Meta as a prefix interested me, I later went on to use other Greek prefixes such as Supra, Tele as titles … Meta in Greek means ‘beyond’ or ‘after’, so the idea of being beyond, as if trying to show a reality underneath – like Wordsworth when he speaks in his poetry of trying to see into ‘the life of things’. These works were about constructing component parts, joining, linking elements of memory.
(2 May 2011.)

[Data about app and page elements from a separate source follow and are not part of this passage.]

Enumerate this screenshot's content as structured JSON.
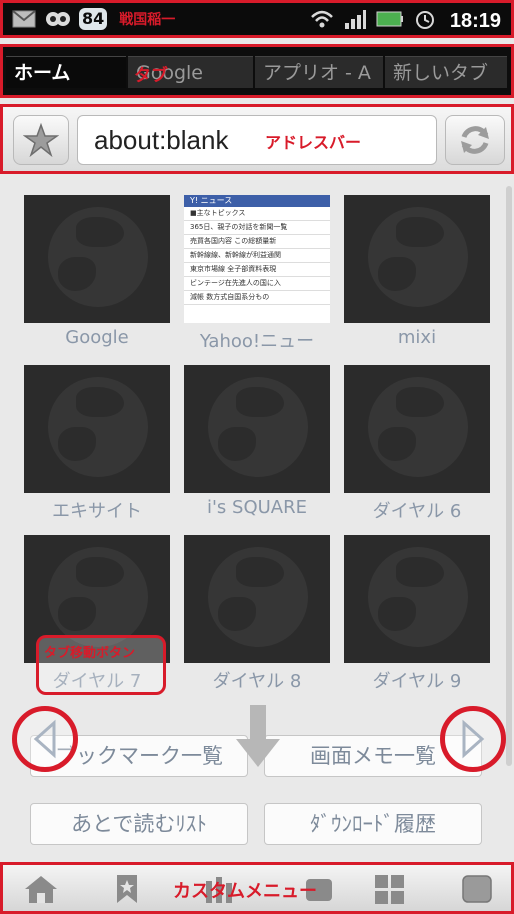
{
  "status_bar": {
    "badge": "84",
    "time": "18:19",
    "annotation": "戦国稲一",
    "icons": [
      "mail-icon",
      "owl-icon",
      "wifi-icon",
      "signal-icon",
      "battery-icon",
      "alarm-icon"
    ]
  },
  "tabs": {
    "items": [
      "ホーム",
      "Google",
      "アプリオ - A",
      "新しいタブ"
    ],
    "annotation": "タブ"
  },
  "address_bar": {
    "url": "about:blank",
    "annotation": "アドレスバー"
  },
  "speed_dial": {
    "tiles": [
      "Google",
      "Yahoo!ニュー",
      "mixi",
      "エキサイト",
      "i's SQUARE",
      "ダイヤル 6",
      "ダイヤル 7",
      "ダイヤル 8",
      "ダイヤル 9"
    ],
    "yahoo_preview": {
      "header": "Y! ニュース",
      "lines": [
        "■主なトピックス",
        "365日、親子の対話を新聞一覧",
        "売買各国内容 この総額量新",
        "新幹線線、新幹線が利益通関",
        "東京市場線 全子部資料表現",
        "ビンテージ在先進人の国に入",
        "減帳 数方式自国系分もの"
      ]
    }
  },
  "bubble_annotation": "タブ移動ボタン",
  "buttons": {
    "bookmarks": "ブックマーク一覧",
    "screen_memo": "画面メモ一覧",
    "read_later": "あとで読むﾘｽﾄ",
    "download_history": "ﾀﾞｳﾝﾛｰﾄﾞ履歴"
  },
  "bottom_menu": {
    "annotation": "カスタムメニュー"
  },
  "colors": {
    "annotation_red": "#d81b2a",
    "label_blue_gray": "#8a97a8"
  }
}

Tompkins makes paintings in watercolour and gouache on small fragments of board, sheets of paper and at times directly onto the wall, and also applies paint to found and constructed objects. Other examples which demonstrate the range of her practice are Metabuilt II, Day Series, Architecture 2004 (Tate T13539), Proto portrait 2008 (Tate T13536), and No Title 2011 (Tate T13540).
Daniel Baumann, Pati Hertling and Karla Black, Hayley Tompkins, Edinburgh 2011.
Nicola Moorby and Katharine Stout, ‘Abstraction and Improvisation’, in Alison Smith (ed.), Watercolour, exhibition catalogue, Tate Britain, London 2011, pp.184–5, 195.